Segment Start: Input
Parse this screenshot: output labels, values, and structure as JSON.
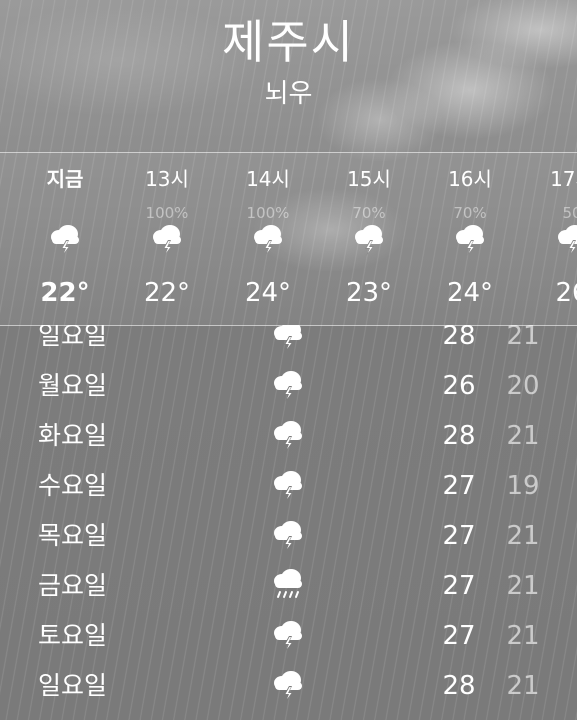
{
  "location": {
    "city": "제주시",
    "condition": "뇌우"
  },
  "hourly": [
    {
      "time": "지금",
      "pop": "",
      "icon": "thunderstorm-icon",
      "temp": "22°"
    },
    {
      "time": "13시",
      "pop": "100%",
      "icon": "thunderstorm-icon",
      "temp": "22°"
    },
    {
      "time": "14시",
      "pop": "100%",
      "icon": "thunderstorm-icon",
      "temp": "24°"
    },
    {
      "time": "15시",
      "pop": "70%",
      "icon": "thunderstorm-icon",
      "temp": "23°"
    },
    {
      "time": "16시",
      "pop": "70%",
      "icon": "thunderstorm-icon",
      "temp": "24°"
    },
    {
      "time": "17시",
      "pop": "50",
      "icon": "thunderstorm-icon",
      "temp": "26"
    }
  ],
  "daily": [
    {
      "day": "일요일",
      "icon": "thunderstorm-icon",
      "high": "28",
      "low": "21"
    },
    {
      "day": "월요일",
      "icon": "thunderstorm-icon",
      "high": "26",
      "low": "20"
    },
    {
      "day": "화요일",
      "icon": "thunderstorm-icon",
      "high": "28",
      "low": "21"
    },
    {
      "day": "수요일",
      "icon": "thunderstorm-icon",
      "high": "27",
      "low": "19"
    },
    {
      "day": "목요일",
      "icon": "thunderstorm-icon",
      "high": "27",
      "low": "21"
    },
    {
      "day": "금요일",
      "icon": "rain-icon",
      "high": "27",
      "low": "21"
    },
    {
      "day": "토요일",
      "icon": "thunderstorm-icon",
      "high": "27",
      "low": "21"
    },
    {
      "day": "일요일",
      "icon": "thunderstorm-icon",
      "high": "28",
      "low": "21"
    }
  ],
  "colors": {
    "background": "#8a8a8a",
    "text": "#ffffff",
    "low_temp": "#cfcfcf"
  }
}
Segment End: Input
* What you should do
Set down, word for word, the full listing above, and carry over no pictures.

* Exercise answer
Parse this screenshot: output labels, values, and structure as JSON.
{
  "location": {
    "city": "제주시",
    "condition": "뇌우"
  },
  "hourly": [
    {
      "time": "지금",
      "pop": "",
      "icon": "thunderstorm-icon",
      "temp": "22°"
    },
    {
      "time": "13시",
      "pop": "100%",
      "icon": "thunderstorm-icon",
      "temp": "22°"
    },
    {
      "time": "14시",
      "pop": "100%",
      "icon": "thunderstorm-icon",
      "temp": "24°"
    },
    {
      "time": "15시",
      "pop": "70%",
      "icon": "thunderstorm-icon",
      "temp": "23°"
    },
    {
      "time": "16시",
      "pop": "70%",
      "icon": "thunderstorm-icon",
      "temp": "24°"
    },
    {
      "time": "17시",
      "pop": "50",
      "icon": "thunderstorm-icon",
      "temp": "26"
    }
  ],
  "daily": [
    {
      "day": "일요일",
      "icon": "thunderstorm-icon",
      "high": "28",
      "low": "21"
    },
    {
      "day": "월요일",
      "icon": "thunderstorm-icon",
      "high": "26",
      "low": "20"
    },
    {
      "day": "화요일",
      "icon": "thunderstorm-icon",
      "high": "28",
      "low": "21"
    },
    {
      "day": "수요일",
      "icon": "thunderstorm-icon",
      "high": "27",
      "low": "19"
    },
    {
      "day": "목요일",
      "icon": "thunderstorm-icon",
      "high": "27",
      "low": "21"
    },
    {
      "day": "금요일",
      "icon": "rain-icon",
      "high": "27",
      "low": "21"
    },
    {
      "day": "토요일",
      "icon": "thunderstorm-icon",
      "high": "27",
      "low": "21"
    },
    {
      "day": "일요일",
      "icon": "thunderstorm-icon",
      "high": "28",
      "low": "21"
    }
  ],
  "colors": {
    "background": "#8a8a8a",
    "text": "#ffffff",
    "low_temp": "#cfcfcf"
  }
}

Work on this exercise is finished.